WIDENER, Circuit Judge:
The defendant, Clarence Wright, appeals the district court's refusal to dismiss his indictment. Wright argues that his indictment was returned in violation of the Speedy Trial Act, 18 U.S.C. § 3161(b). We find no error and we affirm.
Wright was arrested on August 16, 1991 for two counts of distributing and possessing with the intent to distribute five or more grams of crack cocaine under 21 U.S.C. § 841(a)(1). On August 19, 1991, Wright went before the Magistrate Judge for his F.R.Cr.P. 5 hearing (initial appearance). On the government's motion, a temporary detention order for Wright was granted by the court. A combination detention and preliminary hearing was set by the Magistrate Judge for August 20. The next day, August 20, the Magistrate Judge found that there was probable cause Wright had committed the charged offenses. The Magistrate Judge also ordered the defendant detained.
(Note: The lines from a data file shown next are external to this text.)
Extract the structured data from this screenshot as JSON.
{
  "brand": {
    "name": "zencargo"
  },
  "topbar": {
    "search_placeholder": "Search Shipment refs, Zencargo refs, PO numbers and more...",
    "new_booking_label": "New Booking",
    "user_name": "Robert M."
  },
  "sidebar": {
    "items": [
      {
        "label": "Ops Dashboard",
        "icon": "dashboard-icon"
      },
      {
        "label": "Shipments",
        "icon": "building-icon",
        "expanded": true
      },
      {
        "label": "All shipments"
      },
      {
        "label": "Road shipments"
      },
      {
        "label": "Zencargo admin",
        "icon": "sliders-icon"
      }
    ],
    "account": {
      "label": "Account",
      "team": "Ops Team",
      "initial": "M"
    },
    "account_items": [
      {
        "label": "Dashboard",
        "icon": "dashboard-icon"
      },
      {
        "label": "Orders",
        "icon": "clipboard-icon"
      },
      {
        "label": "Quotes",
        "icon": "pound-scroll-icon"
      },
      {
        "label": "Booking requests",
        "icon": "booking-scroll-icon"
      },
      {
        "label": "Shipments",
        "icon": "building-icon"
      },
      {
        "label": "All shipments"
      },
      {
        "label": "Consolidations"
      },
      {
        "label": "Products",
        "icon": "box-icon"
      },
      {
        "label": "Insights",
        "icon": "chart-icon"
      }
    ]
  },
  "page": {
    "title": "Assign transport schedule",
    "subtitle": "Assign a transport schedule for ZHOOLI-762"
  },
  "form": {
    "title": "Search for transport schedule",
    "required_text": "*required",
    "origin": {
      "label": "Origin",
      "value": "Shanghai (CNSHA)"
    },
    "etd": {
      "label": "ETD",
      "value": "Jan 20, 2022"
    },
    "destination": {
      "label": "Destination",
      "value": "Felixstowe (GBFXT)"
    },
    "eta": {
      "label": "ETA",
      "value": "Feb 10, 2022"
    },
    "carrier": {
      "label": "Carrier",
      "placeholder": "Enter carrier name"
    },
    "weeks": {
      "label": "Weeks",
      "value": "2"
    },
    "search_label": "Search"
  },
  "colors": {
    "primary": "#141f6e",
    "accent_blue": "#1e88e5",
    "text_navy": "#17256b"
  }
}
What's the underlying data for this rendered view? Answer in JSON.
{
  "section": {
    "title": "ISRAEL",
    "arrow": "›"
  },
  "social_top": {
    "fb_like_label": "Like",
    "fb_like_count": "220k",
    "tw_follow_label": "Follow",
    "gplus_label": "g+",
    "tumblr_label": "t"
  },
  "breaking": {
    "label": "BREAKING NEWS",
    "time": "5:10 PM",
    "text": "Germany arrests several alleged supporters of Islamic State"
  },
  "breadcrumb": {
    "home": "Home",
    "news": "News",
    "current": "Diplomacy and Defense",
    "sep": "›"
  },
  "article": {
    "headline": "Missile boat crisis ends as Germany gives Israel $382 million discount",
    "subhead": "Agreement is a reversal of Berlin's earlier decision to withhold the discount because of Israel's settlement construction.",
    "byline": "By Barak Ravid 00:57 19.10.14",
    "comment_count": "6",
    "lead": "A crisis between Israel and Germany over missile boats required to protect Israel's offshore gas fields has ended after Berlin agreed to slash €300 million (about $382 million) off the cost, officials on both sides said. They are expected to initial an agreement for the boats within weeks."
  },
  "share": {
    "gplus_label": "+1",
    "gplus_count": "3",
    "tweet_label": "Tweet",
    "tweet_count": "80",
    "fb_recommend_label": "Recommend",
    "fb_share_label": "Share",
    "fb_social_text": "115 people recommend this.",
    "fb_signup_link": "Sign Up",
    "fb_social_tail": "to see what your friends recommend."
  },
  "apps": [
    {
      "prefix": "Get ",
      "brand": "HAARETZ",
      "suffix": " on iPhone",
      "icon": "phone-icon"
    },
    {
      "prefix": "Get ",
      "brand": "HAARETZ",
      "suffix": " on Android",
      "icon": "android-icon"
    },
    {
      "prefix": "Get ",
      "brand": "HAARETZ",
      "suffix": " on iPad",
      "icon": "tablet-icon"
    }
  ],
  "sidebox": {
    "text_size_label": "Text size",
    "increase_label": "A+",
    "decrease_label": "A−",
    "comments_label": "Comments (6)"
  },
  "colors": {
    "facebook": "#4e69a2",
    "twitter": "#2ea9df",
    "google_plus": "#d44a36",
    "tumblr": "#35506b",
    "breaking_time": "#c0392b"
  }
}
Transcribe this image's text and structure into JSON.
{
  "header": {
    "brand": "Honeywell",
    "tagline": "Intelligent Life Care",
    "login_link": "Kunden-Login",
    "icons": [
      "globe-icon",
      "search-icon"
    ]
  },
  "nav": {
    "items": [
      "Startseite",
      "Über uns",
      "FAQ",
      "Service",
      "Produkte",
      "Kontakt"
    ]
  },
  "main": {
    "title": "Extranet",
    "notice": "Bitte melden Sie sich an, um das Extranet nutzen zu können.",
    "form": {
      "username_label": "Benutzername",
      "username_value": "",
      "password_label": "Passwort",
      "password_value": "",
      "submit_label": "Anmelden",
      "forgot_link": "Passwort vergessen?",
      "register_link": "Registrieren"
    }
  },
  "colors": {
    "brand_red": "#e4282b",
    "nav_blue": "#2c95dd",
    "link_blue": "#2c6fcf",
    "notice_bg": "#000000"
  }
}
On Monday, September 16, 1991, thirty-one days after he was arrested, Wright filed a pro se motion to dismiss the complaint arguing the government violated the Speedy Trial Act by not indicting him within
The district court rejected Wright's motion to dismiss his indictment, finding there was not a violation of the Speedy Trial Act. The district court found that Wright's initial appearance on August 19, 1991 and his detention and preliminary hearing on August 20, 1991 were pre-trial proceedings excludable from the thirty-day computation of the Speedy Trial Act under 18 U.S.C. § 3161(h)(1). After excluding those two days from the computation, the district court held that the indictment was returned within the 18 U.S.C. § 3161(b) time period. A later October 15th motion by Wright for reconsideration of his earlier motion to dismiss (now the indictment) was denied by the district court on October 18, 1991. After a jury trial, Wright was convicted on one count of the indictment. The sole issue on appeal is whether the district court erred when it refused to dismiss Wright's indictment, returned thirty-two days after his arrest, as in violation of the Speedy Trial Act.
We review the legal conclusions in the district court's application of the Speedy Trial act de novo. United States v. Ortega-Mena, 949 F.2d 156, 158 (5th Cir.1991).
The relevant provision of the Speedy Trial Act is clear. It states that
18 U.S.C. § 3161(b). Under 18 U.S.C. § 3162(a)(1), an indictment in violation of this time period must be dismissed. Wright's argument is that the thirty-two days from the time of his arrest on August 16, 1991 to the day of his indictment on September 17, 1991 is a violation of this section and the charge should have been dismissed.
The requirement of dismissal, however, is not absolute. Section 3162(a)(1) provides:
(emphasis added). Section 3161(h) provides for certain periods of excludable delay that extend the thirty-day period of § 3161(b). Most relevant of these tolling provisions to this case are § 3161(h)(1) and § 3161(h)(1)(F). They provide:
Giving plain, ordinary meaning to the wording of these provisions, we are of opinion that the district court was correct when it refused to dismiss Wright's indictment by excluding both August 19th, the day of Wright's initial appearance, and August 20th, the day of Wright's preliminary and detention hearing, from the Speedy Trial thirty-day period of § 3161(b).
We are of opinion and hold that Wright's initial appearance on August 19 qualifies under § 3161(h)(1) as a "period of delay resulting from other proceedings concerning the defendant." Certainly a Rule 5 hearing is a "proceeding concerning the defendant." See United States v. Bowers, 834 F.2d 607, 609 (6th Cir.1987) (day of arraignment excluded); United States v. Yunis, 723 F.2d 795, 797 (11th Cir.1984)
Much the same should be said for August 20th, the next day in question, and the day Wright had his combination preliminary and detention hearing. This day qualifies as an excusable delay under § 3161(h)(1). Thus, under the Speedy Trial Act, both August 19th and August 20th were excludable days because of the proceedings concerning Wright that occurred on those days and also the pretrial motion for detention made by the government and resolved by the court.
We also rely on an alternate analysis which supports the holding of the district court. Because the last day of the Speedy Trial period fell on a Sunday, Federal Rule of Criminal Procedure 45(a) applied, which made Monday, September 16th, the 30th day (not counting statutory exclusions) to indict Wright.
Under any rationale we have set forth, our conclusion is the same. The indictment 32 calendar days after the defendant's arrest was not a violation of the Speedy Trial Act.
The judgment of conviction is accordingly